Then, an hour passed with no proposal.
Sherri thought: "I'll make it easy for him." She wandered over to a costume jewelry booth, picked up a fake engagement ring, and tried it on.
"Oooh! I love this!" she said, showing Brad.
"Do you want one?" Brad asked, dropping to one knee. "Because I have one."
The couple had a traditional Jewish ceremony, complete with songs sung in Hebrew.
Brad's grandparents, Hy and Sara, were the first people to walk down the aisle. They also said the blessing over the bread at the reception.
Brad and Sherri were the last of their parents' children to marry. "In Jewish tradition, if you marry your children off, you've done your job as a parent," Sherri explained. So during the reception, she and Brad placed crowns of flowers on their mothers' heads to honor the accomplishment, then danced around them.
When the formal family portraits were being snapped, Sherri had a hard time remembering who was whose blood relative. "It already felt like we were one family, we just all know each other so well," she said.

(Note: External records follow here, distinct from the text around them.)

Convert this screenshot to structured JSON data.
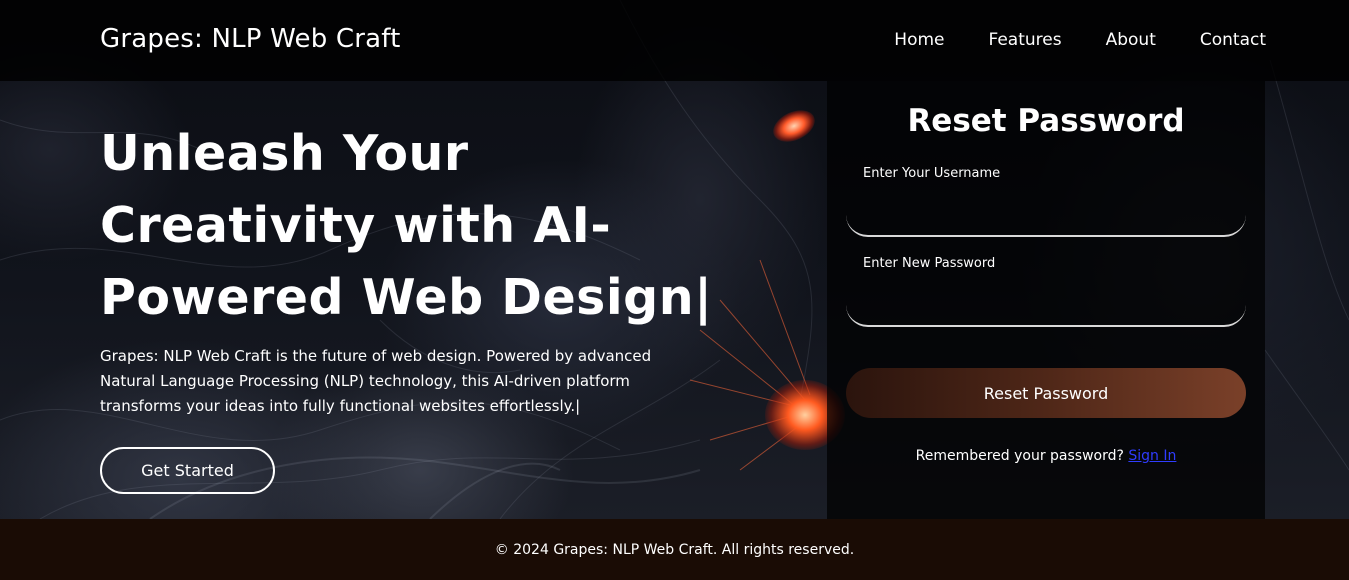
{
  "nav": {
    "brand": "Grapes: NLP Web Craft",
    "links": [
      "Home",
      "Features",
      "About",
      "Contact"
    ]
  },
  "hero": {
    "title": "Unleash Your Creativity with AI-Powered Web Design|",
    "description": "Grapes: NLP Web Craft is the future of web design. Powered by advanced Natural Language Processing (NLP) technology, this AI-driven platform transforms your ideas into fully functional websites effortlessly.|",
    "cta_label": "Get Started"
  },
  "reset": {
    "title": "Reset Password",
    "username_label": "Enter Your Username",
    "username_value": "",
    "password_label": "Enter New Password",
    "password_value": "",
    "button_label": "Reset Password",
    "remember_text": "Remembered your password?",
    "signin_label": "Sign In"
  },
  "footer": {
    "text": "© 2024 Grapes: NLP Web Craft. All rights reserved."
  },
  "colors": {
    "nav_bg": "#000000",
    "footer_bg": "#1a0c05",
    "button_gradient_start": "#2b140d",
    "button_gradient_end": "#7a4029",
    "link": "#2f3cff"
  }
}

Sherri's niece, Sasha, 3, was the flower girl. "She was very excited to go down the aisle and kept asking when it would be her turn," Sherri said. "But when it was her turn, she ran over and got cookies. And instead of tossing flowers, she ate cookies down the aisle." Everyone agreed: It was adorable.

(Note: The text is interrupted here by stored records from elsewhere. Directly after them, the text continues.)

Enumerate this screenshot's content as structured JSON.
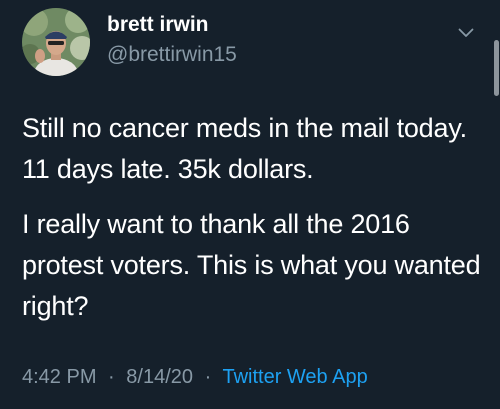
{
  "user": {
    "display_name": "brett irwin",
    "handle": "@brettirwin15"
  },
  "tweet": {
    "paragraphs": [
      "Still no cancer meds in the mail today.  11 days late.  35k dollars.",
      "I really want to thank all the 2016 protest voters.  This is what you wanted right?"
    ],
    "time": "4:42 PM",
    "separator": "·",
    "date": "8/14/20",
    "source": "Twitter Web App"
  },
  "icons": {
    "caret": "chevron-down-icon",
    "avatar": "profile-photo"
  },
  "colors": {
    "background": "#15202b",
    "text": "#ffffff",
    "secondary_text": "#8899a6",
    "link": "#1da1f2"
  }
}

Photos were taken before the ceremony. "The first time I saw her in her dress, I was blown away, and I started crying," Brad said. "She was so beautiful. And that was the moment for me when I realized, this is actually real. . . . I get to spend the rest of my life with this woman."
Sherri walked halfway down the aisle with her parents, then Brad met her and they walked together to the altar. "I was so excited that I tried to kiss him through my veil," Sherri said. "He's taller, and I'm trying to stand on my tippy-toes to kiss him on the cheek. And he said, 'Not yet! We're going to get in trouble!' "
A bargain: Sherri and her father made the save-the-dates using a picture of Sherri and Brad, age 10, during their families' Wildwood vacation.
The splurge: A photo booth was not in the couple's wedding budget. Sherri saved her spending money for two months to get it.
Ten days in Hawaii.
Rabbi Robert L. Wolkoff, Congregation B'nai Tikvah, North Brunswick, N.J.
Congregation B'nai Tikvah
Classical Caterers at B'nai Tikvah, North Brunswick, N.J.
Sofia Negron Photography, Philadelphia
Charles St. Paul Band, Cliffside Park, N.J.
Gerad's Florist and Decorators, Pleasantville, N.J.
Augusta Jones from Nicole Bridal & Formal Shoppe, Jenkintown
You're Invited by Jan, Columbia, Md.